Aug 2, 2014; Boston, MA, USA; New York Yankees starting pitcher Shane Greene (61) pitches during the first inning against the Boston Red Sox at Fenway Park. Mandatory Credit: Bob DeChiara-USA TODAY Sports

Leaving Shane Greene in for the Ninth Inning: Bad Process, Good Results

The Yankees won 3 out of 4 at home against a very good Detroit Tigers team featuring the past 3 Cy Young Award recipients. The one loss was a 1-run game that the Yankees were very close to winning. On the flip side, one of the wins, aided by some inauspicious pitching deployment late in the game, was almost for naught. Leaving starting pitcher Shane Greene in the game to pitch the 9th inning was not an optimal choice.

Let’s walk through the decision factors. Shane Greene had pitched very well up to that point in the game: 8 innings, 5 hits (all singles), 5 strikeouts, 3 walks, 11 groundouts to 3 flyouts. Also, prior to the 9th inning, Greene had thrown 98 pitches, an amount that managers typically are comfortable with extending by 10-15 more. However, managing based on how the pitcher has done so far in the game or by pitch count are the wrong approaches. Mitchel Lichtman has done extensive research on the times through the order penalty. The overriding idea is that starting pitchers produce drastically diminished results each time they turn the opposing team’s lineup over.  There are very few starters embarking on their 4th time through the order who have a better chance at recording outs than any competent major league caliber reliever. Shane Greene (close to replacement level during 4th time through order) is certainly not one of them, especially when the reliever is David Robertson. Additionally the hitters coming up were very good: Ian Kinsler (R), Victor Martinez (S), J.D. Martinez (R), and Don Kelly (L). Miguel Cabrera (R) was available to pinch hit at any moment. Robertson and Greene are both righties, but Robertson’s repertoire is better at getting lefties (namely Victor Martinez in this spot) out. Robertson’s primary pitches- cutter and spike curveball- have less of a platoon split than Greene’s 2 best pitches- sinker and slider.

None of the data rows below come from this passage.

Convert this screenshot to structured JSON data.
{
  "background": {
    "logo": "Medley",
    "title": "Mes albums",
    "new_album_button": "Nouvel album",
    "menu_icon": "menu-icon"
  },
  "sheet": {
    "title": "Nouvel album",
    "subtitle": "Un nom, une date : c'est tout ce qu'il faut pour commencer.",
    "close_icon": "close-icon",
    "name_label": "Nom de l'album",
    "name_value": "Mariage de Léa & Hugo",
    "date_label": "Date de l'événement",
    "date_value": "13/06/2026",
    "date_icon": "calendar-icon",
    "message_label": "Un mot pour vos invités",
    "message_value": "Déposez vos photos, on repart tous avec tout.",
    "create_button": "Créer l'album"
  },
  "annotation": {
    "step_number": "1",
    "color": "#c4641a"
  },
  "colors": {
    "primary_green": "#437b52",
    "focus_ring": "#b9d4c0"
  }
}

The inning began with Greene allowing a first-pitch line drive single to Ian Kinsler. That play alone decreased the Yankees’ odds of winning the game from 84.1% to 72.6%. Girardi rushed to the mound to relieve Greene. Fortunately, Robertson did his usual Houdini act-walk to Victor Martinez, GIDP of pinch-hitter Cabrera, soft line-out from Kelly- and got out of the inning without allowing the tying run. The outcome does not ever justify the process. Robertson, an elite closer with 2 days of rest, was the best choice to start and finish the 9th inning without allowing the tying run because of the times through the order penalty Greene faced and the quality of the hitters coming up including consideration of the platoon (dis)advantage.

It is unlikely that Girardi thought that Greene, in his 6th MLB start and approaching 100 pitches, was the best option for that 9th inning. Unfortunately he seemed to be managing for a stat- Complete Game Shutout- rather than managing to win the game. He has done the leave the starting pitcher in with a 1 baserunner leash late in the game trick before. This instance- 1 run game in 9th against good team with middle of the order due up- appeared to be the most egregious and pointed to his hope of getting the rookie a “1” under CG on his FanGraphs page. Tactical decisions that lessen the Yankees chances of winning a game- even by just several percentage points- could sink a team fighting for its playoff lives after having gotten extremely lucky the first 114 games of the season.

Want more from Yanks Go Yard?  
Subscribe to FanSided Daily for your morning fix.
Enter your email and stay in the know.

Next Yankees Game Full schedule »

Tags: David Robertson New York Yankees Shane Greene

comments powered by Disqus